101 degrees. Great temperature for a day at the beach. Awful body temperature to wake up to in the morning.
One morning this week, I woke up to a fever and stomach issues. Yuck. I tried to run a few miles, but quickly made a detour back to the restroom. Today, I had to rest and focus on recovery.
I used to get a sick a lot – a monthly stomach bug during training season. After I cleaned-up my diet and optimized my vitamin/supplement intake, I get sick much less often. But, I’m still human.
So what to do when a sickness sidelines your running for a day?
You may have lost the mileage, but I suggest you can still move forward.
1. You will be running tomorrow - This mental thought will improve your frame of mind. Today, the body needs to rest. Tomorrow, you will be better. Believe it.
2. Get out of bed and STRETCH – Stretching is important for muscle recovery and injury prevention; however, stretching is often neglected as a consequence of busy lives and tight schedules. When sick, you have an opportunity to focus on stretching. Get out of bed, get moving, and get a little bit better. For me, I tend to feel better once the blood is pumping in the body. I can always lay back down, but at least I got a little more flexible first.
3. Stay in bed and READ – While you are resting in bed, take the opportunity to become a smarter runner. Race prep, training prep, or runner autobiographies are great options. My upcoming race is the California International Marathon. I took my downtime to study the course, aid stations, and historic finish times. I hadn’t had the time before, so it was nice to have a break.
4. Hydrate, hydrate, hydrate – Remember, you will be running tomorrow. Prepare. When I have a stomach bug, I’m losing fluids in many ways...I focus on hydrating with water, sports drinks, or juice – whatever tastes good, and I can tolerate. Later in the day, I introduce soup for more electrolytes and extra calories. If I am feeling good, I’ll eat rice and chicken later in the day.
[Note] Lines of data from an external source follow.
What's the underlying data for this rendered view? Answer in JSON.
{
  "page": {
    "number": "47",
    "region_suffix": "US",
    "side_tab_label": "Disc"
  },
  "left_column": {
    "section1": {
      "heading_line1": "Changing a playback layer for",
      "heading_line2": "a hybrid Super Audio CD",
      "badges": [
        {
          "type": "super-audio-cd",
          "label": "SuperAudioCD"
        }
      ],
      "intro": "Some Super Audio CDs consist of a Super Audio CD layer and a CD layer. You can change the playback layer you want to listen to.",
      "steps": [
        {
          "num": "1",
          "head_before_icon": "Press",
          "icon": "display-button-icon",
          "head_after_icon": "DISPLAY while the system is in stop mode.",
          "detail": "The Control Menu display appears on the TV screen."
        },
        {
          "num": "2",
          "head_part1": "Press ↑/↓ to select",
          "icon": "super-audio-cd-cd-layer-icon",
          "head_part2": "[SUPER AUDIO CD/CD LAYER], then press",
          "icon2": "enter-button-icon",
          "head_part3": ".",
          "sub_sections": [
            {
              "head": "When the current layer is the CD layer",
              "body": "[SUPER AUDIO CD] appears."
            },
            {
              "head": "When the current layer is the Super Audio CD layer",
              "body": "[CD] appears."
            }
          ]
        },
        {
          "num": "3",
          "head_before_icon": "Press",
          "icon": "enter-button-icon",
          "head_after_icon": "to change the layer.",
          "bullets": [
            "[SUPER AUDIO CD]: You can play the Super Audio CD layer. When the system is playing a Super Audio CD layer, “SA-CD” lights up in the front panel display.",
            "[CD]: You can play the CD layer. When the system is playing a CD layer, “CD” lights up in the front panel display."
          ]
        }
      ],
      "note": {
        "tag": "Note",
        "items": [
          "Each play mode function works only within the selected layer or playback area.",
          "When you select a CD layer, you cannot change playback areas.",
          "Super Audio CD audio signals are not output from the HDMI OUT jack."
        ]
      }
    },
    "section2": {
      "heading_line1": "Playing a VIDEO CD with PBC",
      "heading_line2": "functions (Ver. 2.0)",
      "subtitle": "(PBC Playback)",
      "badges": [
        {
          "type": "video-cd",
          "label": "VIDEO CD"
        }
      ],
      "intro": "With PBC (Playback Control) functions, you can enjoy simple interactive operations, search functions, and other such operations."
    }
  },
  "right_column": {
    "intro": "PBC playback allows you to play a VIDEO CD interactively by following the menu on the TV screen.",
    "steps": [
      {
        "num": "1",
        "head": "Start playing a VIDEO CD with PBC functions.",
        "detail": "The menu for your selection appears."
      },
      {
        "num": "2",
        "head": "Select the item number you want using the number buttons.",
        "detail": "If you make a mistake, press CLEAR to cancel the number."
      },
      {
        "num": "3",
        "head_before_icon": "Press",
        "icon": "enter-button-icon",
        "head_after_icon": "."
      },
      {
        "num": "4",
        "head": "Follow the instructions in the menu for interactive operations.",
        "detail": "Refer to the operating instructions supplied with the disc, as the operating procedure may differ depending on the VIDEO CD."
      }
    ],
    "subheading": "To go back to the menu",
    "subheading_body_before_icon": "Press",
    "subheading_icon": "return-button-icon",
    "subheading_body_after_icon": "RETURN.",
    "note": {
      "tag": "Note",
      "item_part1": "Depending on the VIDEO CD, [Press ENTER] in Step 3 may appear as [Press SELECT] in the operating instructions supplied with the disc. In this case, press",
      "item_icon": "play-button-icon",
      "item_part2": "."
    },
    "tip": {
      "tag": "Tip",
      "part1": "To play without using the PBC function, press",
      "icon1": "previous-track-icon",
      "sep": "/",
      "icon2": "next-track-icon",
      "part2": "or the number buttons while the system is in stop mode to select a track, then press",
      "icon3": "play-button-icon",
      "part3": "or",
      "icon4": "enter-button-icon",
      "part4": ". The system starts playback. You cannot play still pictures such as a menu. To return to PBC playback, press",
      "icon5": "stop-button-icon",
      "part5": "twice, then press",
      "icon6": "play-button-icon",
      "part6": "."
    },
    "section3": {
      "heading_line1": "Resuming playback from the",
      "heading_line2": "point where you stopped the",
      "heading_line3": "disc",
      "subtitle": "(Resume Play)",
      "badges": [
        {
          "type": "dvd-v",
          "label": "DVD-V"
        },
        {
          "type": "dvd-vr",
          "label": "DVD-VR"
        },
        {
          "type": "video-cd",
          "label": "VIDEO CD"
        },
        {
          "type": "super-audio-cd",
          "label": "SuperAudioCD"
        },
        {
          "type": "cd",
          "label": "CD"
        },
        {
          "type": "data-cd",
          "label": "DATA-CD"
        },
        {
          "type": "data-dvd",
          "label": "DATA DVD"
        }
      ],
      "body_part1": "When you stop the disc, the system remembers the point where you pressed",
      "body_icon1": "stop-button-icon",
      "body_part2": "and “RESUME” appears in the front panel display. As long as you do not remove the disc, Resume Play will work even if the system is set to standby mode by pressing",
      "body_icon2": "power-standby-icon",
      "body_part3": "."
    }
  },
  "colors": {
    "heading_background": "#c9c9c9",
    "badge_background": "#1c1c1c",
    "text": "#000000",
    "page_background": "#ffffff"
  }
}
With any luck, you will go to bed that evening hydrated with some food back in the stomach.
I certainly hope you never get sick during your training cycle. But, if you do, take advantage of the rare opportunity to become a better runner that day.